I think students in on-line classes have an orientation that Distance Learning prepared for them to learn Catalyst. I'm wondering if it's worthwhile for instructors to also have some kind of "Getting Started" page that shows students how to work with the material set up for their class? For example, two of the very basic tasks that my students would need to know for the class to flow smoothly are: 1. Allow their browsers to accept pop-up windows and 2. Use control-v (in Windows) to paste text into the web page that Catalyst provides, since the "paste" menu option doesn't work. Is this type of knowledge so basic that most students know that already or is it worth it for me to type something up, or is this information already available somewhere?
During the quarter, when students have Catalyst-type questions to which I don't know the answer, where is a good resource to direct them?

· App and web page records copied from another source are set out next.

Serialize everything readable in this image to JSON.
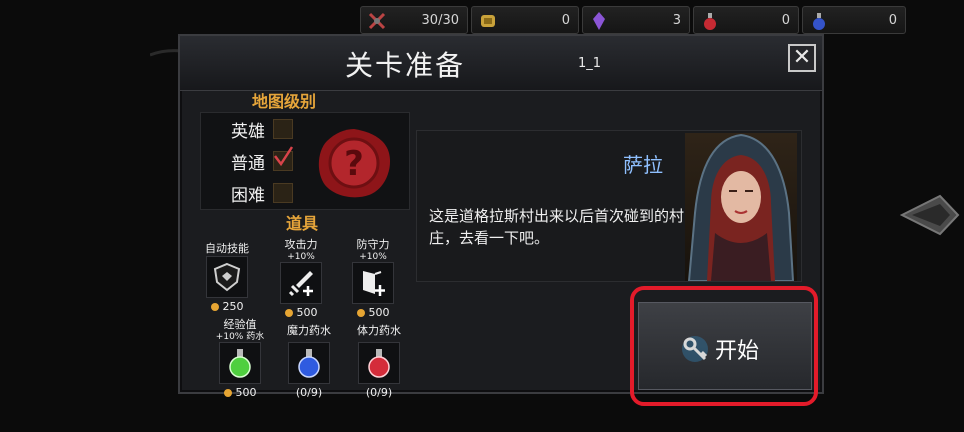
{
  "resources": [
    {
      "icon": "crossed-axes-icon",
      "value": "30/30"
    },
    {
      "icon": "gold-scroll-icon",
      "value": "0"
    },
    {
      "icon": "purple-crystal-icon",
      "value": "3"
    },
    {
      "icon": "red-potion-icon",
      "value": "0"
    },
    {
      "icon": "blue-potion-icon",
      "value": "0"
    }
  ],
  "dialog": {
    "title": "关卡准备",
    "stage": "1_1",
    "close_symbol": "✕"
  },
  "map_level": {
    "header": "地图级别",
    "options": [
      {
        "label": "英雄",
        "checked": false
      },
      {
        "label": "普通",
        "checked": true
      },
      {
        "label": "困难",
        "checked": false
      }
    ],
    "seal_symbol": "?"
  },
  "items": {
    "header": "道具",
    "list": [
      {
        "name": "自动技能",
        "sub": "",
        "cost": "250",
        "icon": "shield-icon"
      },
      {
        "name": "攻击力",
        "sub": "+10%",
        "cost": "500",
        "icon": "sword-plus-icon"
      },
      {
        "name": "防守力",
        "sub": "+10%",
        "cost": "500",
        "icon": "shield-plus-icon"
      },
      {
        "name": "经验值",
        "sub": "+10% 药水",
        "cost": "500",
        "icon": "green-potion-icon"
      },
      {
        "name": "魔力药水",
        "sub": "",
        "cost": "(0/9)",
        "icon": "blue-potion-icon"
      },
      {
        "name": "体力药水",
        "sub": "",
        "cost": "(0/9)",
        "icon": "red-potion-icon"
      }
    ]
  },
  "story": {
    "npc_name": "萨拉",
    "text": "这是道格拉斯村出来以后首次碰到的村庄，去看一下吧。"
  },
  "start_button": {
    "label": "开始",
    "icon": "key-icon"
  },
  "colors": {
    "accent_orange": "#e6a53a",
    "name_blue": "#8fc0ff",
    "highlight_red": "#e31b2a",
    "coin": "#e6a533"
  }
}
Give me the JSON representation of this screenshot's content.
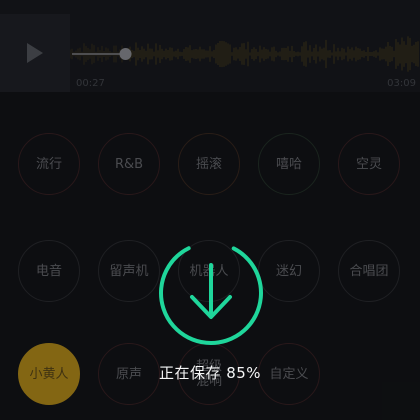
{
  "player": {
    "current_time": "00:27",
    "total_time": "03:09",
    "progress": 0.15
  },
  "effects": {
    "row1": [
      "流行",
      "R&B",
      "摇滚",
      "嘻哈",
      "空灵"
    ],
    "row2": [
      "电音",
      "留声机",
      "机器人",
      "迷幻",
      "合唱团"
    ],
    "row3": [
      "小黄人",
      "原声",
      "超级\n混响",
      "自定义"
    ],
    "selected": "小黄人"
  },
  "saving": {
    "label": "正在保存 85%",
    "percent": 85
  },
  "colors": {
    "accent": "#1fd69b",
    "waveform": "#c79a1a",
    "selected": "#c79a1a"
  }
}
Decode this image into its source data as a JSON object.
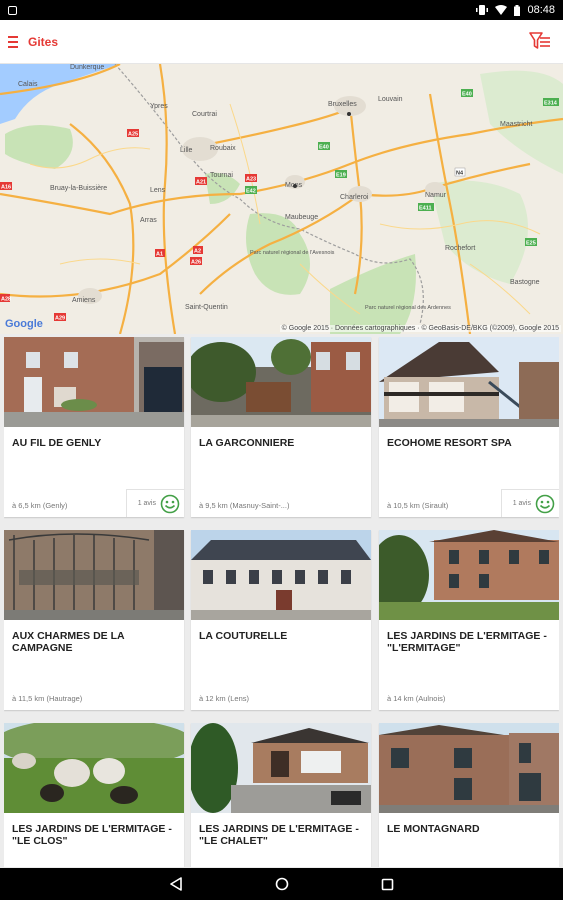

Since I require students to show up on-campus for exams, if they cannot make it during the scheduled time, is it Instructional Testing or Distance Learning who proctor the exam? Also, most on-line classes that I know schedule on-campus exams in the evening. Is this common practice or is it a requirement at De Anza?